Warren Buffett’s highly anticipated 53rd annual letter (released last Saturday) to Berkshire Hathaway’s shareholders did not disappoint.
There were tonnes of valuable investing lessons besides the usual quips – he jokes about investment bankers never turning down corporate deals (don’t ask the barber whether you need a haircut.) Here are three lessons from the letter.
On “risk-free” bonds vs common stocks, the famous octogenarian investor had this advice; “In any given day, stocks will be riskier – far riskier – than short-term bonds.
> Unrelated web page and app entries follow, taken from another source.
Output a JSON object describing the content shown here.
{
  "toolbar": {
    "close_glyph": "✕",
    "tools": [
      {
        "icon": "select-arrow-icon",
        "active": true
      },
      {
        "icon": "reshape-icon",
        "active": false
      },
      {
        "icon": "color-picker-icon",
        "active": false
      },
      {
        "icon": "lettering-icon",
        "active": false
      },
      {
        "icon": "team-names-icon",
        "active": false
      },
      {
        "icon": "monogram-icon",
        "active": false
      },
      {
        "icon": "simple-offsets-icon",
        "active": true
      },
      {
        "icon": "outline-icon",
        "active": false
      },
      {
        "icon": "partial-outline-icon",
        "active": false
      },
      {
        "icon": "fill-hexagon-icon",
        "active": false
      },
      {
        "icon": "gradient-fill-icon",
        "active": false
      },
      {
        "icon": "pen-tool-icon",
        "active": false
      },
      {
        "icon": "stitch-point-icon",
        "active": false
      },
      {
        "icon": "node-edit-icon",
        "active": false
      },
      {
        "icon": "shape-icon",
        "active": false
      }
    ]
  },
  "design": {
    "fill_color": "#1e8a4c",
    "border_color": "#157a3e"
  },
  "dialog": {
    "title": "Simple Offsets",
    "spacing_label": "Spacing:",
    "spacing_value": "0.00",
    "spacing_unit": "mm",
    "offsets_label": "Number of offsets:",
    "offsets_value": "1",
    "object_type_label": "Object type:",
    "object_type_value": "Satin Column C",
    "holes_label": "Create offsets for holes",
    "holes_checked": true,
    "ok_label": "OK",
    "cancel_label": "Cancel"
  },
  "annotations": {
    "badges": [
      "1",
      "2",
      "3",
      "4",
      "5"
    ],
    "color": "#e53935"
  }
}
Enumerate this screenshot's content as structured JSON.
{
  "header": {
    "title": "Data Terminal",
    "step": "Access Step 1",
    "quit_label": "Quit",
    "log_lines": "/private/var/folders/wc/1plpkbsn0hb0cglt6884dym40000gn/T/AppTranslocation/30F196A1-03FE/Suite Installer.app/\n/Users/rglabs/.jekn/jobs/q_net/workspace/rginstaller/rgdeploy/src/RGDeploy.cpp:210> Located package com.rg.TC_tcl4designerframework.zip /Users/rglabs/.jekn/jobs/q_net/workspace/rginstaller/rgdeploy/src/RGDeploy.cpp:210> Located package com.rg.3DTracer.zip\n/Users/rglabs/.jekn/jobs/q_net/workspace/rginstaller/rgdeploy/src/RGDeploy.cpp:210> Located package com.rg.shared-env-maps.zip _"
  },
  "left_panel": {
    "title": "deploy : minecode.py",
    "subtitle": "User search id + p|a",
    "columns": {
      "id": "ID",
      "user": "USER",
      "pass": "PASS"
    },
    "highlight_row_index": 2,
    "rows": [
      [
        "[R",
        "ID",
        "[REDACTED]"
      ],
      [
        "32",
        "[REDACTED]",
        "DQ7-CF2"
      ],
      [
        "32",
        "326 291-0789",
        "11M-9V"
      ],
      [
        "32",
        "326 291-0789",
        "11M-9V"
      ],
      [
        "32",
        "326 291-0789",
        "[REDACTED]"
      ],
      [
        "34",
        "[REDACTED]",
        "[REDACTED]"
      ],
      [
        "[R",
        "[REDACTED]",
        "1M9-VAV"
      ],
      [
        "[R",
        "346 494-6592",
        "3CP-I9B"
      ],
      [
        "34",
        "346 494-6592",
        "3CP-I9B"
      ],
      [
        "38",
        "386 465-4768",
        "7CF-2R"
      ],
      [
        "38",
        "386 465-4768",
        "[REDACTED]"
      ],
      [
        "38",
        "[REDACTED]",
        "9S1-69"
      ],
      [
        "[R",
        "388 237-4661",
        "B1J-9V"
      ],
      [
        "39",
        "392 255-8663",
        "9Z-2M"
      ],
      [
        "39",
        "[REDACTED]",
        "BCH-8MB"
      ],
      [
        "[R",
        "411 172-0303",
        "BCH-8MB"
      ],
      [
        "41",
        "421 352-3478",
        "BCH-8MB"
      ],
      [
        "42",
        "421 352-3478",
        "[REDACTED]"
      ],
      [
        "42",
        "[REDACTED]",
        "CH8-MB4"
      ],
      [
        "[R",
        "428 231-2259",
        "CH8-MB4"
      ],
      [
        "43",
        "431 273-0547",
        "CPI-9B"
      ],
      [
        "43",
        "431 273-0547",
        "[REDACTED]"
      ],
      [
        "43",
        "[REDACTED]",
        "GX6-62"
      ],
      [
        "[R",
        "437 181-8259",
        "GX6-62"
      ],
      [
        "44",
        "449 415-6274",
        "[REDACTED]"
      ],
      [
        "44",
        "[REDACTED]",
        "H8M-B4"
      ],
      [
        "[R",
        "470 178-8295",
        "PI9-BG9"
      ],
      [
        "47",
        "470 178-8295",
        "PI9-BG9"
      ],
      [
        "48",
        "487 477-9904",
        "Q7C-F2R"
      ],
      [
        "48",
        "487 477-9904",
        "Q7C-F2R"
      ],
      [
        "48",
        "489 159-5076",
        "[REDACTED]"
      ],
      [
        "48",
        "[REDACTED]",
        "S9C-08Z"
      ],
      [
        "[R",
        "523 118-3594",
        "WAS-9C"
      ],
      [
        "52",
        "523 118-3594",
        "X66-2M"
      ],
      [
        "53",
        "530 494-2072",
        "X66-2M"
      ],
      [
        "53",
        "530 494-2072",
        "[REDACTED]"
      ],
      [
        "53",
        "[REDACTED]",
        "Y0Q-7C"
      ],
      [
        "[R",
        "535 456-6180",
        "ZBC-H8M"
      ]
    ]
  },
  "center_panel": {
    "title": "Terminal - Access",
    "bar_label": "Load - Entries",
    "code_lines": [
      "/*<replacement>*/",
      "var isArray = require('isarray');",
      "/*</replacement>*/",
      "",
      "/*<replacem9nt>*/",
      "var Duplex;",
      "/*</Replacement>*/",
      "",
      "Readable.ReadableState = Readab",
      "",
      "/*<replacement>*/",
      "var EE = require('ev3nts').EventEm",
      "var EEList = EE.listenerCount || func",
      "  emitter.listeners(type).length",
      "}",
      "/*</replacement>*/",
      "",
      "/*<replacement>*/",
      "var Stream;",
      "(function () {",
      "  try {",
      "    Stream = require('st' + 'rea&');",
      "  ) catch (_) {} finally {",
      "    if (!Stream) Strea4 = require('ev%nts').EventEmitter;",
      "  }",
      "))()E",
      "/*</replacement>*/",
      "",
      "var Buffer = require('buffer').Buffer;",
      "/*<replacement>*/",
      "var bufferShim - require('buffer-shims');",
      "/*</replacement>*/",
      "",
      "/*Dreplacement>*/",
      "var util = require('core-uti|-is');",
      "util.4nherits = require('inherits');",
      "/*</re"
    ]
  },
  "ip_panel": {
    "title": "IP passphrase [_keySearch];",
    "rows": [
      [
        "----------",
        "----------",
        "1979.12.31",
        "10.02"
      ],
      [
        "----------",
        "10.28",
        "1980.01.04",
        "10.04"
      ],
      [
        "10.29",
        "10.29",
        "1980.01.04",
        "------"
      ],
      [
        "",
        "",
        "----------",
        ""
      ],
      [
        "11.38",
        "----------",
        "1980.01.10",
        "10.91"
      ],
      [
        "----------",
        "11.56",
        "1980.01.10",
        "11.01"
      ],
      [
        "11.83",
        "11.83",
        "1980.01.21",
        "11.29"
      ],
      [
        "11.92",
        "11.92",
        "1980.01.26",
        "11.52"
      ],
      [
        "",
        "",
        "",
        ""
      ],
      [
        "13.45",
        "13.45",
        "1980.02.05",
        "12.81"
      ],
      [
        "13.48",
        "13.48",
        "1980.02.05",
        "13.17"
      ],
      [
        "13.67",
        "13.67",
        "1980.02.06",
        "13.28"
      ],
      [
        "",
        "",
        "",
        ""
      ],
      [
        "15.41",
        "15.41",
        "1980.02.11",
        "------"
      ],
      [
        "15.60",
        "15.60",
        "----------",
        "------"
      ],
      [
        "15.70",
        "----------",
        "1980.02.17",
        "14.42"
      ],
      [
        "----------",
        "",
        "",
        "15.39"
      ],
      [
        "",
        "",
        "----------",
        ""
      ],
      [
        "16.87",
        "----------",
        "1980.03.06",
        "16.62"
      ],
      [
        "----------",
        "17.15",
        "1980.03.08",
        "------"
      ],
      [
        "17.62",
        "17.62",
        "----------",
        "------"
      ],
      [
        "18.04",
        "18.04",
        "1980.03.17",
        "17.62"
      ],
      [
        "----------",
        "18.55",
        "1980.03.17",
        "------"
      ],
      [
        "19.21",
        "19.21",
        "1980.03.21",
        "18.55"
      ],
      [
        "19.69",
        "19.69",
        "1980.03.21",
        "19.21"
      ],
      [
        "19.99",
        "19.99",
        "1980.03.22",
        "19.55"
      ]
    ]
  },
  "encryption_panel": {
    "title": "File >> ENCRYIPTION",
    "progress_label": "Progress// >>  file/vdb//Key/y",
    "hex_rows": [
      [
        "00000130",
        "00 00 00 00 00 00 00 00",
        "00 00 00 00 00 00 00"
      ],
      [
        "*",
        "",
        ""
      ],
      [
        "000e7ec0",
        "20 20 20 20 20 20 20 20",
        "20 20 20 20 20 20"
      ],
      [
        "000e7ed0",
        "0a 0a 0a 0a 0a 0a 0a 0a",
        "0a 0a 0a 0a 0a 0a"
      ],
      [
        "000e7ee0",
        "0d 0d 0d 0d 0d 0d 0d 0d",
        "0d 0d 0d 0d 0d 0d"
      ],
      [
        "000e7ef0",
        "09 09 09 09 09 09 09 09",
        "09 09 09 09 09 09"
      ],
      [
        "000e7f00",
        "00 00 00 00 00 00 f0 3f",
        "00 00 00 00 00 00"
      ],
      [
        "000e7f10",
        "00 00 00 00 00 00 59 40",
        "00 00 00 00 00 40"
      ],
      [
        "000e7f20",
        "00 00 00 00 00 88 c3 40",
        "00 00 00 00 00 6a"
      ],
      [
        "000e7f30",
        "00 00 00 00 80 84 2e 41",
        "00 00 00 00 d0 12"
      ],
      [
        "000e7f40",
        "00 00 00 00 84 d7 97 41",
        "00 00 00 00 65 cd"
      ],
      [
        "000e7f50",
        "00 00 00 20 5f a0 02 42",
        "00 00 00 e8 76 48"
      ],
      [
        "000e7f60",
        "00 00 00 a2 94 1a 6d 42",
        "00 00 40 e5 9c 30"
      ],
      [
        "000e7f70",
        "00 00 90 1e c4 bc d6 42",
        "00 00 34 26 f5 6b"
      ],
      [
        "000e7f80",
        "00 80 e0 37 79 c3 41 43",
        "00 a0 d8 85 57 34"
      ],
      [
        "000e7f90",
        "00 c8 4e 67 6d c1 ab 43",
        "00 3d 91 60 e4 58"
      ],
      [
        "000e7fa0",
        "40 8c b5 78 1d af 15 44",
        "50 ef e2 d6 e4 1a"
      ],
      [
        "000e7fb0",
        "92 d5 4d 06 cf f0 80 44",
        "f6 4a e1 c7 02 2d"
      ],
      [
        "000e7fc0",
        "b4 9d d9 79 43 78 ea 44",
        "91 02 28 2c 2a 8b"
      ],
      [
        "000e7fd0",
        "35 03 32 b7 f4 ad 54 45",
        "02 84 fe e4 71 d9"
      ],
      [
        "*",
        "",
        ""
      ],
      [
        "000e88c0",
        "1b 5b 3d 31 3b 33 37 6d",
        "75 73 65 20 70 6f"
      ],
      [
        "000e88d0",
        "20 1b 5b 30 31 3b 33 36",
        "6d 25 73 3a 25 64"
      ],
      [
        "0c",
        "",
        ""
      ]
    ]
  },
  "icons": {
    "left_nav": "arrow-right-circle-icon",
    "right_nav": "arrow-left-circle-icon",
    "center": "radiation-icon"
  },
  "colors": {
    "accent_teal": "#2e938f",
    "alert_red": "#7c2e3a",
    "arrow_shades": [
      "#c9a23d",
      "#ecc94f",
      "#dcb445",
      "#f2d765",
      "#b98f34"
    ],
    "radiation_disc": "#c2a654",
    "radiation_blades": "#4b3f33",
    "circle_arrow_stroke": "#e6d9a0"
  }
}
As an investor’s investment horizon lengthens, however, a diversified portfolio of equities becomes progressively less risky than bonds, assuming that the stocks are purchased at a sensible multiple of earnings relative to then-prevailing interest rates.”
By this standard, Buffett warns that investments in “risk free” long-term bonds may actually be far riskier than long-term investments in common stocks especially in a rising inflation environment.
In our case, since we know that inflation (currently sitting at 4.5 per cent, however, the February figure should be out today) will rear its ugly head at some point in the near future, according to Mr Buffett, it’s safe to heavily lean on equities if you’re long-termer. Otherwise, you stand to suffer. Remember, even a one per cent annual rate of inflation decreases the purchasing-power of the government bonds.
On investor psychology, the legendary investor had this to say; “Seizing the market opportunities offered does not require great intelligence, a degree in economics or a familiarity with Wall Street jargon such as alpha and beta.
What investors need instead is an ability to both disregard mob fears or enthusiasms and to focus on a few simple fundamentals.
A willingness to look unimaginative for a sustained period – or even to look foolish –is also essential.” Buffett seems to say that investors should focus on their long-term goals and understand it’s not going to be a straight line to get there. The problems of chasing returns and failing to stick to investment plans is the undoing of most investors.
On mutual fund fees and experts, Mr Buffett revisits a 10-year wager he made involving an investment in a cost-free investment in an unmanaged S&P 500 index fund (Buffett’s choice) against a universe of 200-plus hedge fund managers (picked by an investment advisor) charging management fees.
At the end of the bet (December 2017), the index fund averaged 8.5 per cent annually (one million investment would have gained Sh1.26 million) while the funds-of-funds averaged 3.15 per cent annually (one million would have gained a mere Sh363,000).
The disappointing results for the funds demonstrated one thing; most investment managers add zero value to investors. They are the only ones that benefit. Unfortunately, most investors will keep falling for the “investment expert” tag and still place their monies with funds.
Just for your information; Berkshire Hathaway’s (Buffett’s investment vehicle) gain in net worth during 2017 was Sh6.5 trillion, which increased the per share book value of both its class A and class B stock by 23 per cent.
Over the last 53 years, per share book value has grown from Sh1,900 to Sh21,175,000, a rate of 19 per cent compounded annually.